I ?
s &
Counties, g. & 3 '
g ! -o'' t
o o & ,. i
a :fc
Adams In favor of 7.243 Defeated t,
Allegheny Against 70,950 Defeate4H
Armstrong.... In favorof 8.988 AdoptedWH
Beaver. In favor of 9,531 Adopted??
Bedford. In favor of 8,191 AdoptedvJ,
Berks Against 28.992 Defeaef
Blair In favor of 12,838 Adopted
Bradford ...... In favor ot I3.9CS Adopted
Backs Against 17,479 Defeated
Batler ItLfavorof 9,917 Adopted
Cambria Againsf 11,702 Defeated
Cameron In favor ot 1,345 Adopted
Carbon Donbtfnl 7,177 Defeated
Center In favor of 9,471 Adopted
Chester InfavoroC 19,755 Adopted
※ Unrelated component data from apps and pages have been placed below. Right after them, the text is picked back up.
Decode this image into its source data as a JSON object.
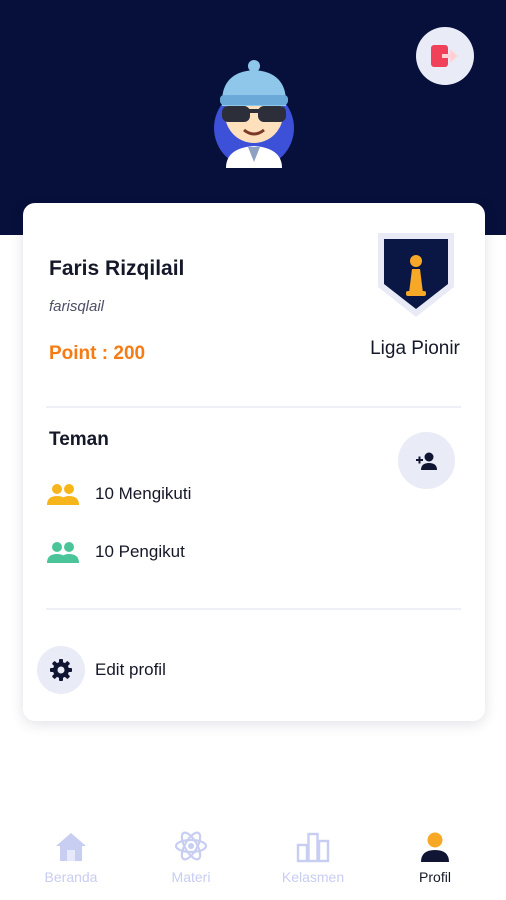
{
  "profile": {
    "name": "Faris Rizqilail",
    "username": "farisqlail",
    "points": "Point : 200",
    "league": "Liga Pionir"
  },
  "friends": {
    "title": "Teman",
    "following": "10 Mengikuti",
    "followers": "10 Pengikut"
  },
  "settings": {
    "edit_profile": "Edit profil"
  },
  "nav": {
    "items": [
      {
        "label": "Beranda",
        "icon": "home-icon",
        "active": false
      },
      {
        "label": "Materi",
        "icon": "atom-icon",
        "active": false
      },
      {
        "label": "Kelasmen",
        "icon": "leaderboard-icon",
        "active": false
      },
      {
        "label": "Profil",
        "icon": "person-icon",
        "active": true
      }
    ]
  },
  "colors": {
    "header": "#06103a",
    "points": "#f57c14",
    "logout_icon": "#f0405a",
    "following_icon": "#f7b51c",
    "followers_icon": "#4cc49a",
    "nav_inactive": "#c8cdf2",
    "nav_active": "#151828"
  }
}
Clarion Fairly sure 6,945 Adopted
Clearfield In favor of 1L9GO Adopted'
Clinton Close 8,073 Adopted'
Columbia Veryd'btful 7,118 Defeated
Crawford Infavorof 13,003 Adopted;
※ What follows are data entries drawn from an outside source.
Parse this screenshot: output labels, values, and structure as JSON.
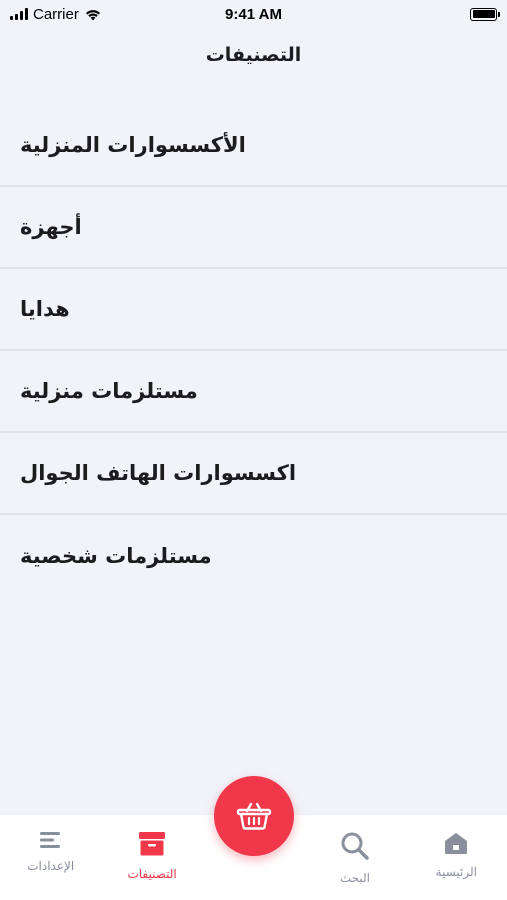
{
  "status_bar": {
    "carrier": "Carrier",
    "time": "9:41 AM",
    "battery_level": 1.0
  },
  "header": {
    "title": "التصنيفات"
  },
  "categories": [
    {
      "label": "الأكسسوارات المنزلية"
    },
    {
      "label": "أجهزة"
    },
    {
      "label": "هدايا"
    },
    {
      "label": "مستلزمات منزلية"
    },
    {
      "label": "اكسسوارات الهاتف الجوال"
    },
    {
      "label": "مستلزمات شخصية"
    }
  ],
  "tab_bar": {
    "tabs": [
      {
        "label": "الإعدادات",
        "icon": "menu-lines-icon",
        "active": false
      },
      {
        "label": "التصنيفات",
        "icon": "archive-box-icon",
        "active": true
      },
      {
        "label": "البحث",
        "icon": "search-icon",
        "active": false
      },
      {
        "label": "الرئيسية",
        "icon": "home-icon",
        "active": false
      }
    ],
    "center_button_icon": "basket-icon"
  },
  "colors": {
    "accent": "#f0384a",
    "background": "#f1f3f8",
    "inactive": "#8a8f9c"
  }
}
Cumberland... Close 10.265 Adopted
Danphin Close 18.823 Defeated
Delaware Infavorof 14,170 Adopted
Elk. Agaipst 3.197 Defeated
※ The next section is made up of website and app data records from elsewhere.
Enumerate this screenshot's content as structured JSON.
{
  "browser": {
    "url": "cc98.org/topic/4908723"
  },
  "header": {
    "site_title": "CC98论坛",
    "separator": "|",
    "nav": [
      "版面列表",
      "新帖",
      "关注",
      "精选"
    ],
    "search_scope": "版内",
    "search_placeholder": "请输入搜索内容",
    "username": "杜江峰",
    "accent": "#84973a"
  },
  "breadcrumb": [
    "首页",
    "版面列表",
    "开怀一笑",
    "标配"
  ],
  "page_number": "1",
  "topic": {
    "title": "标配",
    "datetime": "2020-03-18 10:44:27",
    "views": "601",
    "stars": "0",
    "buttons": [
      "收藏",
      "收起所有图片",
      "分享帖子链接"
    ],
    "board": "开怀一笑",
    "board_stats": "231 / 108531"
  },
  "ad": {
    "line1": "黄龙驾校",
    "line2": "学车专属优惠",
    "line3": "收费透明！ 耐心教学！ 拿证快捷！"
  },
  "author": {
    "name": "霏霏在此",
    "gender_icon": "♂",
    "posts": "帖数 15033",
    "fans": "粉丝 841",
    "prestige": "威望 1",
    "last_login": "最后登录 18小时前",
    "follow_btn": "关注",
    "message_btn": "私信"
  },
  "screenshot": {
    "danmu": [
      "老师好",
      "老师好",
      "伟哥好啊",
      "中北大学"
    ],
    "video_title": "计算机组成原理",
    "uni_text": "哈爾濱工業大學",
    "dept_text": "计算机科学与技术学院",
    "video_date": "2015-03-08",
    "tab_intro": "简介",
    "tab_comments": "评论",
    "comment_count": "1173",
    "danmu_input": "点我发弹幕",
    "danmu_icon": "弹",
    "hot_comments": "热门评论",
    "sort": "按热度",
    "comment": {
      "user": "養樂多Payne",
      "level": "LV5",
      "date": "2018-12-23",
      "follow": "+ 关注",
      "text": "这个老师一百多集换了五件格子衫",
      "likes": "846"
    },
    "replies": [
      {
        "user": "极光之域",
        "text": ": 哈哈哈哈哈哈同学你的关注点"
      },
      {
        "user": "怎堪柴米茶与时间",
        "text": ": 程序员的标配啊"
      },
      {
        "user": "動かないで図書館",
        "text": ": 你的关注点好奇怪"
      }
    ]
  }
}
Erie Veryd'btful 17.231 Adopted
Fayette Veryd'btful 4463 Adopted
Forest Infavorof 1,601 Defeated
Franklin Infavorof 11.044 Adopted
Fulton Against 215 Defeated
Greene. Infavorof 6,630 Adopted
Huntingdon... Infavorof 7,201 Adopted
Indiana,..... Infavorof 7,609 Adopted
Jefferson. Infavorof 7,525 Adopted
Juniata.. ...... Infavorof 3,699 Adopted
Lackawinna... Against 21.195 No vote
Lancaster. Against 32.987 Defeated
Lawrence Infavorof 0,911 Adopted
Lebanon Against 9,8.15 Defeated
Lehigh Against 18,094 Defeated
Luzerne Veryd'btful 3t55S Adopted
Lycoming. Against 14,536 Adopted
McKean....... Infavorof 7,713 Adopted
Mercer. .Hn favor of 11,921 Adopted
Mifflin-. Infavorof 4,510 Adopted
Monroe Against 4.437 Defeated
Montgomery.. Against 28,417 Defeated
Montour. Infavorof 3,195 Adopted
Northampton.. Against 17,103 Defeated
Northumberl'd Fairly sura 12,778 Defeated
Perry.... Infavorof 5,973 Adopted
Philadelphia .. Against 201,520 No vote
Pike Against StOlO Defeated.
Potter Infavorof 4,434 No vote
Schuylkill. Against 25.960 Defeated
Snyder. Against -3,910 Defeated"
Somerset Infavorof 7.SS2 Adopted
Snlliran.. Against 2310 Defeated'
Susquehanna.. Infavorof 9,078 Adopted a 1
Tioga., In favor ot 11,279 Adopted
Union Infavorof 4,090 Adopted
Venango Infavorof SL567 Adopted?
Warren Infavorof 7,64? Adopted. .
Washington... Infavorof H22S- Adopted.
Wayne. Doubtful 6,4CO Defeated"
Westmoreland. Close 19,958 Adapted
Wyoming Infavorof 3,986 Attested I
York....... Infavorof 21,707; Befeated. '
Actrresata of votes for TT-iiTlnnnTliiiriilsiii
and Flsk. ' - 'jgi
The Dispatch was the oaly paper U
the country that was enterprising eaough is'
undertake a canvass of the eatire State. lk
order to make a strictly noa.partiMa,
Continued on SiwtK Aftf.
4 H F
BBBSra&v - - . 4-.'it.;iL'- .. jCt. ' . H